One Sunday after Church, a mother was talking to her young daughter. She told her daughter that, according to the Bible, Jesus will return to earth someday. “When is he coming back?” the daughter asked. “I don’t know,” replied the mother. “Can’t you look it up on the Internet?” the little girl asked.
Ever since the attack on the World Trade center in New York on Sept 11, 2001 there have been nonstop warnings to be alert to possible terrorist attacks. Today’s Gospel gives us a strong warning to stay awake.
We are entering the Advent season. Advent means coming. We are invited to meditate on Jesus’ first coming in history as a baby in Bethlehem, his daily coming into our lives in mystery through the Sacraments, through the Bible and through the worshipping community and finally his Second Coming at the end of the world to reward the just and to punish the wicked.
We see the traditional signs of Advent in our Church: violet vestments and hangings, dried flowers or plain green plants and the Advent wreath. These signs remind us that we must prepare for the rebirth of Jesus in our hearts and lives, enabling him to radiate his love, mercy, compassion and forgiveness around us.
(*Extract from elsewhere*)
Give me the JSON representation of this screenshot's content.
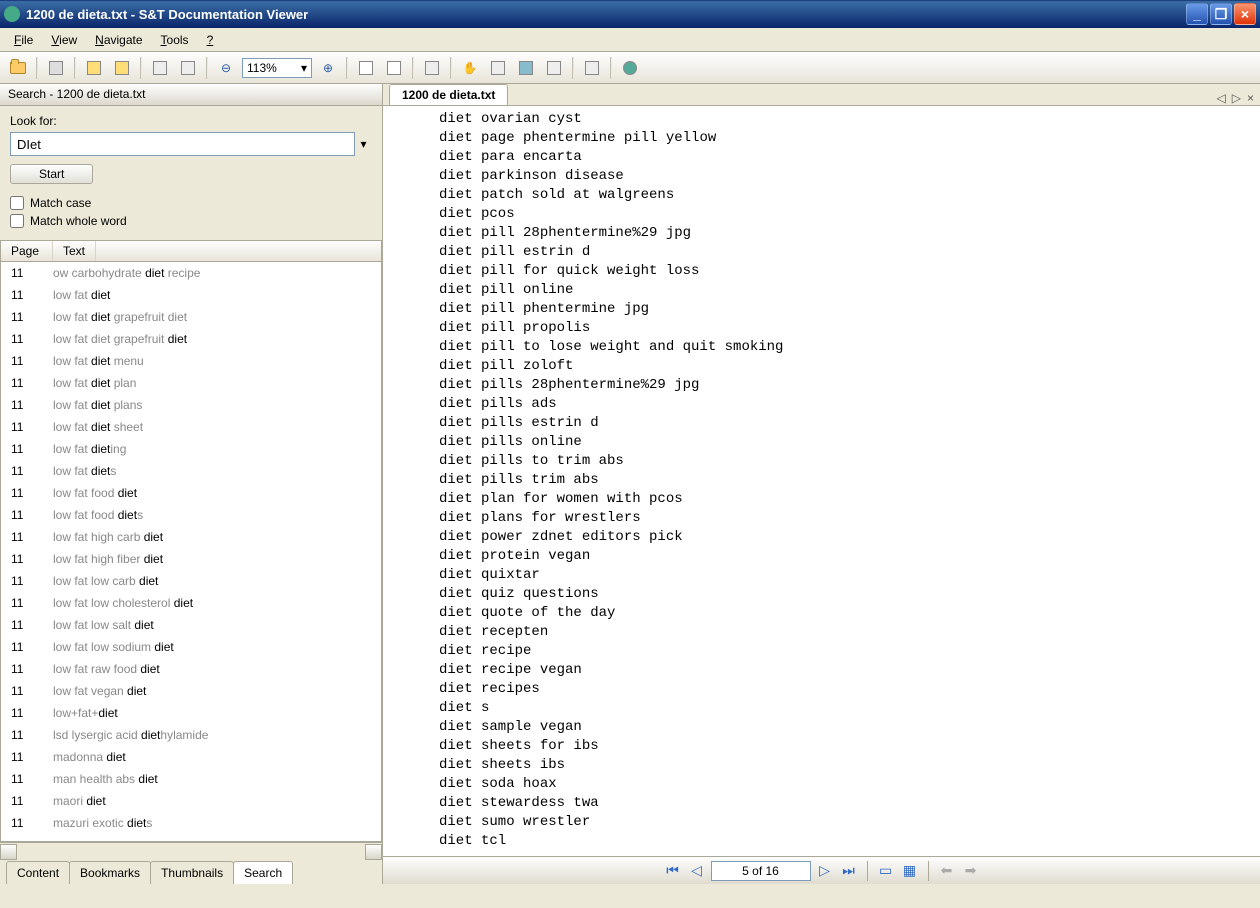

In today’s Gospel Jesus warns us of the urgency of vigilant preparation on our part that we may meet him as our Judge both at the end of our lives on earth and on the day of the Last Judgment when he comes in his glory.
In a reference to the story of Noah, Jesus says that the sin of the people was placing too much emphasis on the normal cares and necessities of life. They were too concerned with eating and drinking. Jesus reminds us that there is something more important than feasts or weddings. The Son of Man will come to us unexpectedly, either at our death or at the end of the world, and that could be at any moment. Since God will show up without an appointment, we must be prepared at all times.
A man came to Buddha and asked him, “Tell me Buddha, are you a God?” “No, I am not a god.” “Are you an angel?” “No, I am not.” “Are you a prophet?” “No, not a prophet either.” “What are you then?” Whereupon Buddha answered. “I am awake.” Most of us are not awake. We are always in laziness. We are not aware of our own thoughts, feelings and actions. We function most of the time, like an automaton. The enlightened are those who are aware and awake.
St. Francis, Saint of Nature, was working in his garden one day. A philosopher friend approached him and asked, “What would you do if you learned you would die before the sun sets?” St. Francis reflected for a moment and replied, “I would finish my works in my garden. I would be faithful to what I am doing now.”
How to be alert and watchful in the spirit of today’s Gospel? Every morning when we get up, let us pray, “Lord, show me someone today with whom I may share your love, mercy and forgiveness.” St. Mother Teresa of Calcutta once said, “Whatever you do in your family, for your children, for your husband, for your wife, you do for Jesus.” Every night when we go to bed, let us ask ourselves, “Where have I found Christ today?” The answer will be God’s Advent gift to us that day. By being alert and watchful, we’ll be getting an extra gift: Christ himself. There is a saying about being saved which goes back to St. Thomas Aquinas: “Without God, I can’t. Without me, He won’t.”
Once student devils were sent to the earth to finish their training. Satan interviewed them. To the first: “How will you operate?” he said: “I will instruct people that God does not exist.” The Devil said: “people know that our Enemy exists.” The next said: “I will argue that hell does not exist.” Satan said that people know hell exists.” The last said: “I will tell all that they have plenty of time.” Satan smiled and said: “Good woman. Do that and bring people here. Why can’t these male devils be as clever as you.?”
We are so future-oriented that we frequently forget the present entirely. We spend too much time trying to protect ourselves against future misfortunes. We save for a rainy day, to get married, to buy a home, to send the children to college, to retire in comfort and to protect ourselves against future misfortunes with varieties of insurance. But we need to be more spiritually wakeful to prepare for our eternal life. Let us make this Advent season the time of such preparation.